Funded by: Federal Ministry of Education and Research (BMBF)
Duration: 1.12.2017 – 30.11.2020
SoliKris is a collaborative research project bringing together more than a dozen social scientists from the GESIS Leibniz Institute for the Social Sciences, the University of Heidelberg, and the WZB Berlin Social Science Center.
Political Parties and Interest Groups in Southern Europe. (2016 -)
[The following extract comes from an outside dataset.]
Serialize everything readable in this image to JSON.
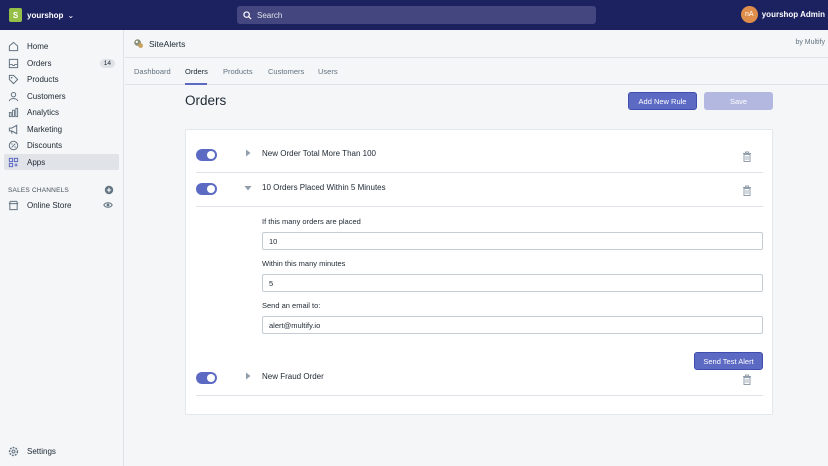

The project’s main goal is to analyze the relationship between parties and interest groups using a comparative and longitudinal approach. Third-wave Southern European democracies (Greece, Portugal, and Spain) will be used to address the following questions: How have political parties interacted with interest groups? What is the evolution of this linkage over time, in particular after the emergence of the recent economic crisis? Which factors can explain party-group interactions? How can we explain variation across different parties and countries? The empirical research is based on extensive data collection which includes not only the organizational dimension but also an examination of leadership profile, as well as new data collected through a questionnaire to interest groups and elite interviews. The final aim is to assess potential causes of party-group linkages, considering sociological, institutional and actors’ strategy as the main explanatory factors.
Preference Matcher (2012-)
PreferenceMatcher is an academic consortium involving political scientists, social psychologists, computer scientists, and communication specialists from the University of Zurich, University of Twente, Cyprus University of Technology and Oxford Brookes University who collaborate in developing e-literacy tools designed to enhance voter education.
Designing & Operating an Infrastructure for the Empirical Inquiry of Political & Social Radicalism in Greece (2012-2015)
This project aimed to empirically record political and social radicalism in Greece during the economic crisis years. Data have been collected by telephone interviews conducted in January 2015 prior to the 25 January 2015 Parliamentary Elections.
INTUNE: Integrated and United? A Quest for Citizenship in an Ever Closer Europe (2006-09)
The IntUne project was a four-year project which officially started on the 1st September 2005 within the scope of the 6th Framework Programme and was coordinated by the University of Siena. The project aimed at studying the changes in the scope, nature, and characteristics of citizenship that result from the process of the deepening and enlargement of the European Union. During that time I was working as a research assistant for the Greek team, for the research area of the project concerning national elites.